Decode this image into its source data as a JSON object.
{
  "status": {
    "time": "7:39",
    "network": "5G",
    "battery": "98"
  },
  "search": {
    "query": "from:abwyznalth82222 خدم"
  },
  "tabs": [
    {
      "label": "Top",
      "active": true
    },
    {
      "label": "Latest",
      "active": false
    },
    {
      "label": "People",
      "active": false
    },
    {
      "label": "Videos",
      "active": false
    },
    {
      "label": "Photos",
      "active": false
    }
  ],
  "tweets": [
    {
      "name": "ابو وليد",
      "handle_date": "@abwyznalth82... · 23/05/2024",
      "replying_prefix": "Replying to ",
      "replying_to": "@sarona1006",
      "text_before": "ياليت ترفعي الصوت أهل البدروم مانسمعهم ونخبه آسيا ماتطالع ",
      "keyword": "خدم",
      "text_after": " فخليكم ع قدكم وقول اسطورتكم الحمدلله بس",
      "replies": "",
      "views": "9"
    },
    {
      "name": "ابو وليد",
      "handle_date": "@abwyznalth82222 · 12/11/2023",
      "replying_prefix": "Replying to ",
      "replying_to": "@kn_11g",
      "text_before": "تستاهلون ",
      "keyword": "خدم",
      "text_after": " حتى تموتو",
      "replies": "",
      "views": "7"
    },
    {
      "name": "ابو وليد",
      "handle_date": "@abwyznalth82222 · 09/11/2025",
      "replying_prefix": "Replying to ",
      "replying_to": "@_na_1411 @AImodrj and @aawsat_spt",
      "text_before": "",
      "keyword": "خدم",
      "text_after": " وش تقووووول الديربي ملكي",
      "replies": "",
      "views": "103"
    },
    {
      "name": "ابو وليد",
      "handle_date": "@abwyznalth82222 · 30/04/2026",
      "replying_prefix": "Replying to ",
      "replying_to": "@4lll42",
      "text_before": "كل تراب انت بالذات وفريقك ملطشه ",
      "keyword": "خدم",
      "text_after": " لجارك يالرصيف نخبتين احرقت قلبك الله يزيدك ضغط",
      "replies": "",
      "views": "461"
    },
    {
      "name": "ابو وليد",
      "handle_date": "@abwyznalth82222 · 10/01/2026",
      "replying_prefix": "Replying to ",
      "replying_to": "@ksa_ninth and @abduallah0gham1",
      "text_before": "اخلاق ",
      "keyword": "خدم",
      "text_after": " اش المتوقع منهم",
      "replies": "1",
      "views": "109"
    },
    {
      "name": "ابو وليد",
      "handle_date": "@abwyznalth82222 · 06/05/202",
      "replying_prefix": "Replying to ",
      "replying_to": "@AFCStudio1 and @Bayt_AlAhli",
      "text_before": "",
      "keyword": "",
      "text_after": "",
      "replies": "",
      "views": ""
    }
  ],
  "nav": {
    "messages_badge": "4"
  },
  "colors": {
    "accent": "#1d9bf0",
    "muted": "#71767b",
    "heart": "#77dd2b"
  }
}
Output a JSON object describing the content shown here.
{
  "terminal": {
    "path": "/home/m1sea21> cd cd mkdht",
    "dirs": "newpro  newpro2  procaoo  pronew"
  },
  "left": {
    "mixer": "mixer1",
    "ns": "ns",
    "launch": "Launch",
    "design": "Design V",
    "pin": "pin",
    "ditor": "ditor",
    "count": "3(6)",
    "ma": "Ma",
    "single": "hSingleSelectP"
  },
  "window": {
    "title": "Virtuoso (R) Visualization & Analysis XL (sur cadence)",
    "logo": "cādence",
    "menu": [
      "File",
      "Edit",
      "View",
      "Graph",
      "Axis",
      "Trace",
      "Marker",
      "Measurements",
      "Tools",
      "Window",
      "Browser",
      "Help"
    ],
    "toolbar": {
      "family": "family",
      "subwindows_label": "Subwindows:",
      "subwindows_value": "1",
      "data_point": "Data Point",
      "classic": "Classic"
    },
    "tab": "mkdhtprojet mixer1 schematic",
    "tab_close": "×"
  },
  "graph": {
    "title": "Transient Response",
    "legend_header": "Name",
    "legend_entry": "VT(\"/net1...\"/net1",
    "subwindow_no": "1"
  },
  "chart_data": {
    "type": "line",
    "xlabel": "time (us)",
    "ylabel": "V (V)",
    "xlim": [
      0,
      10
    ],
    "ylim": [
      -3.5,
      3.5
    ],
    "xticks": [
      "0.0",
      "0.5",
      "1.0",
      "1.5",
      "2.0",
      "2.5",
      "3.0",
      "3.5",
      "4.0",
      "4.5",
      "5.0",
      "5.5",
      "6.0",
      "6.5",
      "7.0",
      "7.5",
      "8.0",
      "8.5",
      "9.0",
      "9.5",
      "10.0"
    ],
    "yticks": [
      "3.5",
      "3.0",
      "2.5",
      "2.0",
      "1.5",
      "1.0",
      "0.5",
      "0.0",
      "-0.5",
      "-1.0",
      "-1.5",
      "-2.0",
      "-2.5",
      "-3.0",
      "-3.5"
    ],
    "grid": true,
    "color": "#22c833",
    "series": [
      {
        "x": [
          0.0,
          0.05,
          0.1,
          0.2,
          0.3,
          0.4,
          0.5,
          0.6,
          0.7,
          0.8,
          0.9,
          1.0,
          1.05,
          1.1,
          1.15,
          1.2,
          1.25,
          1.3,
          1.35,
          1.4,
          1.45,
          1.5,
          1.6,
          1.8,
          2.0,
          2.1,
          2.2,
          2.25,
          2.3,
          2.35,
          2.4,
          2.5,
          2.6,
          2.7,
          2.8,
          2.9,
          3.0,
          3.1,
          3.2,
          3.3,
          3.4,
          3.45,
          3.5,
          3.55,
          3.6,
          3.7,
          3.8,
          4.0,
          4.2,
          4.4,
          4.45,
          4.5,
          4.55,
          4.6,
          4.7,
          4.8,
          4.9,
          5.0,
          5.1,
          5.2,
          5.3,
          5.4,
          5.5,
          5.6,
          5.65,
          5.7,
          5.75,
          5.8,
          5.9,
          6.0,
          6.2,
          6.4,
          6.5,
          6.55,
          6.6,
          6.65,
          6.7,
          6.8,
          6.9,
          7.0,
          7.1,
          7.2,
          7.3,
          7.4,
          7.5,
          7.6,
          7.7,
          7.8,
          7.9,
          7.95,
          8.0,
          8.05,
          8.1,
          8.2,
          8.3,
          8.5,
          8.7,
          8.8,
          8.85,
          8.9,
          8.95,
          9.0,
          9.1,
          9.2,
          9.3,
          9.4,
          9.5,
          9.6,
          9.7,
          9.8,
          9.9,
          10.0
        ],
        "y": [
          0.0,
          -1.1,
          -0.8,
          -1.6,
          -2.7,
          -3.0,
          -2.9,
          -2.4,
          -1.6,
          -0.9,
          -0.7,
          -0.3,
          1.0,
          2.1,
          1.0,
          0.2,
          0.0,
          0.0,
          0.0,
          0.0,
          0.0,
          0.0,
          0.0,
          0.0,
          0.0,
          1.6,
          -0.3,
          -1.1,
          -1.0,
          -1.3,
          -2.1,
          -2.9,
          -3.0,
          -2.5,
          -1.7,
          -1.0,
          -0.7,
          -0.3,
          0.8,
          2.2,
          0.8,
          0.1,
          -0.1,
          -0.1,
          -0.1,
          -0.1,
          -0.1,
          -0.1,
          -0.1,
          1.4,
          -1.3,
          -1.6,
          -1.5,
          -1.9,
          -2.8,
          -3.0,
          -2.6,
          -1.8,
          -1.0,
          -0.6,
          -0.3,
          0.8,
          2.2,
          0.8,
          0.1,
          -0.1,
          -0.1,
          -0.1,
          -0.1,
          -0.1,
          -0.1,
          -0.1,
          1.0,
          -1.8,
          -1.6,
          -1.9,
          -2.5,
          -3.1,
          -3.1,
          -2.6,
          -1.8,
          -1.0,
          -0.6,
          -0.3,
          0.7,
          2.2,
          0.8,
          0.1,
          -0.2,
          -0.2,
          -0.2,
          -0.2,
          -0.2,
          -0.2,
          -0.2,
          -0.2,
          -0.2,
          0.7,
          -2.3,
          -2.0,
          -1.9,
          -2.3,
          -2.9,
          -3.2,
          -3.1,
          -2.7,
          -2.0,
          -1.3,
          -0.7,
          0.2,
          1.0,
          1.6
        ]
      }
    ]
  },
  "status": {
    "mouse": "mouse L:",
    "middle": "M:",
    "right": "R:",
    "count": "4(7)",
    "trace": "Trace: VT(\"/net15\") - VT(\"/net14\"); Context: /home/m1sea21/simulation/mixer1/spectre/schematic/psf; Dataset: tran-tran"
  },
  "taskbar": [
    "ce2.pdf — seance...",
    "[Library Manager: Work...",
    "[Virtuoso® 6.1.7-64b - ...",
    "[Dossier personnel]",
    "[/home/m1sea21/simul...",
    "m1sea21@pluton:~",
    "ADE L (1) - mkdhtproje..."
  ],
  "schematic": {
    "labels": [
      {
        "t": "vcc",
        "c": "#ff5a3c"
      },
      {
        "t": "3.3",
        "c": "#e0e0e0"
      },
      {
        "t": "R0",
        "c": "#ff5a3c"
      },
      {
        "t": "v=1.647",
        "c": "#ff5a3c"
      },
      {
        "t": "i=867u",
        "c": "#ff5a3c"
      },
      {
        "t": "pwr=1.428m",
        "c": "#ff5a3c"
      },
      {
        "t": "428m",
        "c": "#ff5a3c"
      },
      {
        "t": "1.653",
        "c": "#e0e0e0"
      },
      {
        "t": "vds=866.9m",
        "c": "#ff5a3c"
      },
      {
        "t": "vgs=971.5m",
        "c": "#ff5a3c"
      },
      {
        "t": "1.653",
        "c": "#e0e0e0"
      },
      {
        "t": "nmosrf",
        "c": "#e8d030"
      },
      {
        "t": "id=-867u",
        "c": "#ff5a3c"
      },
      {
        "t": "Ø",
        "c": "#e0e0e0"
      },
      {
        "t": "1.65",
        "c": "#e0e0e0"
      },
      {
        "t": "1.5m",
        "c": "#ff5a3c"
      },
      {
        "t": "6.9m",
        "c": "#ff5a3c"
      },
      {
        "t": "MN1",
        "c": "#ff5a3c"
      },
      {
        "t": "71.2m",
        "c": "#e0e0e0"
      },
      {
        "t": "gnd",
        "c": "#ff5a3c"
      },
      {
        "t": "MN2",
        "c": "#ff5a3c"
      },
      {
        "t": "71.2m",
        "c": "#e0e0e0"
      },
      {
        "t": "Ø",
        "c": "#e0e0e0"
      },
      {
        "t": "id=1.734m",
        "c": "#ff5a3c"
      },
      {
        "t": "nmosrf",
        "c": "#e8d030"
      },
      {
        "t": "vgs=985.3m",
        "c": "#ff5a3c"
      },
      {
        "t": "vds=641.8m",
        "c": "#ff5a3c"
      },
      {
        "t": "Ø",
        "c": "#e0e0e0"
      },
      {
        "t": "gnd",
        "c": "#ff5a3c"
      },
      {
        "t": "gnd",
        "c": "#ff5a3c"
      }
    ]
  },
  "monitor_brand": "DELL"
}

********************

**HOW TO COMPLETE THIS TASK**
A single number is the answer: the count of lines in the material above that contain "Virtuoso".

**EXPECTED ANSWER**
2